NSW and Victoria push to scrap stamp duty but will land tax save you money?
Calls for scrapping stamp duty are gaining traction in the midst of the COVID-19 pandemic, as the states look for ways to stimulate their battered economies.
Critics of stamp duty point to its transactional, front-end nature, and the burden that creates for first-home buyers and those looking to invest, upsize, downsize, or relocate.
"Stamp duty is a horrible tax because it adds a huge impost to the purchase of a property, adds to poor housing affordability and distorts decisions as to where to spend or invest," AMP chief economist Shane Oliver tells Money.
"And it leaves states overly dependent on property booms for revenue which then is highly cyclical."
Against the backdrop of heightened job insecurity and slow income growth due to COVID-19, there is a bipartisan push by state ministers in both New South Wales (NSW) and Victoria for the abolishment of stamp duty.
"Stamp duty on residential properties are particularly costly as they add to the cost of buying a house and therefore discourage people from downsizing, or moving closer to preferred jobs, schools and family," notes a NSW Treasury discussion paper.
The commonly raised alternative is to replace stamp duty with increased land tax, thereby removing the up-front transactional barrier that contributes to the above problems.
"Stamp duty is a major source of revenue for state governments, but land tax and GST reform are the obvious mechanisms to maintain this revenue," says Peter Bembrick from HLB Mann Judd.
"A logical alternative to stamp duty would be a land tax which would apply to all property owners rather than narrower base of the 4-6% of properties that transact each year," notes Corelogic.
The ACT has led the way here, committing in 2012 to a 20-year plan to phase out stamp duty and replace it with a broader land tax and higher rates. In 2019, it was abolished for first home buyers and on commercial properties worth $1.5 million or less.
This kind of state revenue redistribution is supported by economists.
"I would like to see a land tax levied at a very low percentage rate, to ultimately raise the same revenue as stamp duty," Oliver says.
PwC has modelled the impact of letting people choose between stamp duty upfront, which is roughly $50,000 for a median-priced house in Sydney, or land tax over time in smaller instalments.
It found that for those who opted to pay land tax, the savings would ultimately be greater because people borrow to pay stamp duty and spend a lifetime paying it back.
"The modelling our team has done shows a median home owner would save $10,000 over their lifetime if they paid land tax instead of stamp duty," says PWC partner Paul Abbey.
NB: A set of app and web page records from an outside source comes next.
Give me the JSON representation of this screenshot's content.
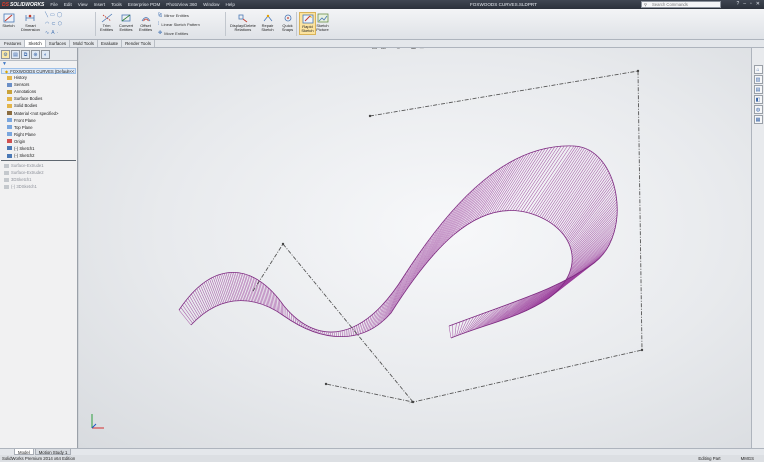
{
  "app": {
    "logo_text": "SOLIDWORKS",
    "document_title": "FOXWOODS CURVES.SLDPRT",
    "menu": [
      "File",
      "Edit",
      "View",
      "Insert",
      "Tools",
      "Enterprise PDM",
      "PhotoView 360",
      "Window",
      "Help"
    ],
    "search_placeholder": "Search Commands"
  },
  "ribbon": {
    "sketch": "Sketch",
    "smart_dimension_1": "Smart",
    "smart_dimension_2": "Dimension",
    "trim_1": "Trim",
    "trim_2": "Entities",
    "convert_1": "Convert",
    "convert_2": "Entities",
    "offset_1": "Offset",
    "offset_2": "Entities",
    "mirror": "Mirror Entities",
    "linear_pattern": "Linear Sketch Pattern",
    "move": "Move Entities",
    "display_delete_1": "Display/Delete",
    "display_delete_2": "Relations",
    "repair_1": "Repair",
    "repair_2": "Sketch",
    "quick_snaps_1": "Quick",
    "quick_snaps_2": "Snaps",
    "rapid_sketch_1": "Rapid",
    "rapid_sketch_2": "Sketch",
    "sketch_picture_1": "Sketch",
    "sketch_picture_2": "Picture"
  },
  "command_tabs": [
    "Features",
    "Sketch",
    "Surfaces",
    "Mold Tools",
    "Evaluate",
    "Render Tools"
  ],
  "active_tab": "Sketch",
  "feature_tree": {
    "root": "FOXWOODS CURVES (Default<<",
    "items": [
      {
        "label": "History",
        "icon": "folder-icon",
        "dim": false
      },
      {
        "label": "Sensors",
        "icon": "sensor-icon",
        "dim": false
      },
      {
        "label": "Annotations",
        "icon": "annotation-icon",
        "dim": false
      },
      {
        "label": "Surface Bodies",
        "icon": "folder-icon",
        "dim": false
      },
      {
        "label": "Solid Bodies",
        "icon": "folder-icon",
        "dim": false
      },
      {
        "label": "Material <not specified>",
        "icon": "material-icon",
        "dim": false
      },
      {
        "label": "Front Plane",
        "icon": "plane-icon",
        "dim": false
      },
      {
        "label": "Top Plane",
        "icon": "plane-icon",
        "dim": false
      },
      {
        "label": "Right Plane",
        "icon": "plane-icon",
        "dim": false
      },
      {
        "label": "Origin",
        "icon": "origin-icon",
        "dim": false
      },
      {
        "label": "(-) Sketch1",
        "icon": "sketch-icon",
        "dim": false
      },
      {
        "label": "(-) Sketch2",
        "icon": "sketch-icon",
        "dim": false
      }
    ],
    "rolled_back": [
      {
        "label": "Surface-Extrude1",
        "icon": "surface-icon"
      },
      {
        "label": "Surface-Extrude2",
        "icon": "surface-icon"
      },
      {
        "label": "3DSketch1",
        "icon": "sketch-icon"
      },
      {
        "label": "(-) 3DSketch1",
        "icon": "sketch-icon"
      }
    ]
  },
  "bottom_tabs": [
    "Model",
    "Motion Study 1"
  ],
  "status": {
    "left": "SolidWorks Premium 2014 x64 Edition",
    "mode": "Editing Part",
    "units": "MMGS"
  },
  "colors": {
    "surface": "#9b3f9c",
    "sketch_line": "#555555",
    "accent": "#3f78c5"
  }
}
Once the house was bought with land tax, it would stay that way until all property was under that system.
Additional benefits include changing the supply response.
"No stamp duty may attract more people to turn over property leading to greater economic benefits."